‘Tis the season to be merry. And indulgent. ‘Tis also the season when favourite songs are compiled by well-meaning souls into apparently themed collections. In the UK, we have a long-running radio show called “Desert Island Discs” in which celebrities and others select their favourite pieces of music as they reminisce about their lives. The…

“Yes we speak of things that matter With words that must be said” [Paul Simon, “Dangling Conversation”] I’m posting this a litle earlier than usual, but we all know of the distractions that will only be compounded in the coming week. For about ten years, before we moved to Singapore, our Thursday morning breakfast conversations…

Negotiating in Istanbul’s Grand Bazaar is an experience to relish. I’ve recently returned from three days in that wonderful city, helping lawyers, judges and mediators to expand the use of mediation in commercial disputes, inspired by the excellent work there led by Asiyan Suleymanoglu and her colleagues. Working with one of the pioneers of mediation…

In recent weeks, I have had the privilege of mediating and facilitating in different matters with representatives of four governments . On one occasion they were on the same “side”; on another, notionally on different sides. A common theme to emerge was the needs and behaviours of political masters who were not present. The representatives…

This week, I have had the genuine privilege of contributing one of the key note addresses at the Annual Conference of the Arbitrators and Mediators Institute of New Zealand (AMINZ) in Wellington. It has been a terrific conference, superbly organized by the indefatigable Deborah Hart. The standard of the many and diverse sessions has been…

John Nash died this week, in a tragic car accident. John Nash was the Nobel-prize winning mathematician whose theory of non-cooperative games published in 1950 has been described as one of the top ten ideas in economics in the 20th century. His theory introduced and explored the concept of what is known as Nash equilibrium….

Within this blog, we would like to familiarise you with the procedure of drafting and creating a complex mediation curriculum both from the inside and outside. Martin Svatos is one of the founders of this curriculum at the Charles University in Prague, and Sabine Walsh has accepted the invitation to give the final speech within…

Is it true that as we get older, we tend to forget things more easily? Or is it that some things are just less important? As negotiators and mediators, we often deal with complex layers of information that appear all too much for any one person to recall. So we enter the negotiation room burdened…

There is by far no other nation that would contribute to European civilisation with such an enormous portion and that would be so easily forgotten as the Etruscans.

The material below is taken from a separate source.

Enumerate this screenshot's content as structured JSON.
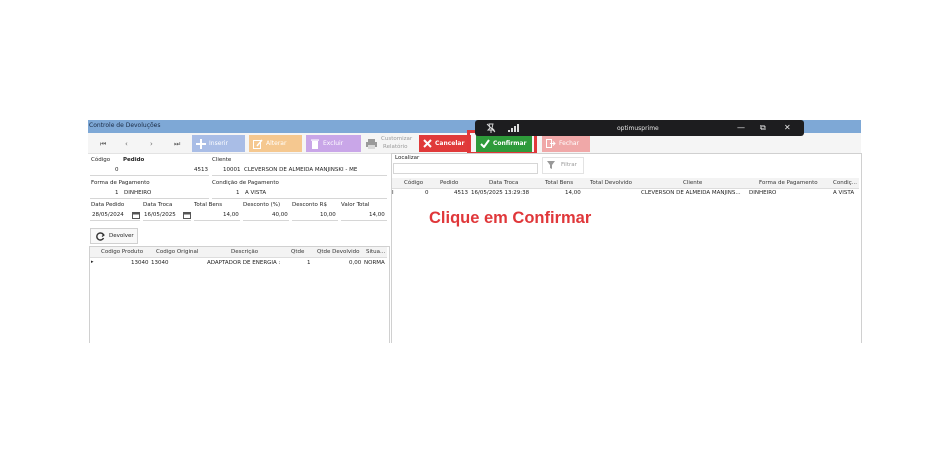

According to some authors, their influence to nowadays’ Europe culture is at least comparable to that one of Romans or Greeks. And yet, how many people enjoying…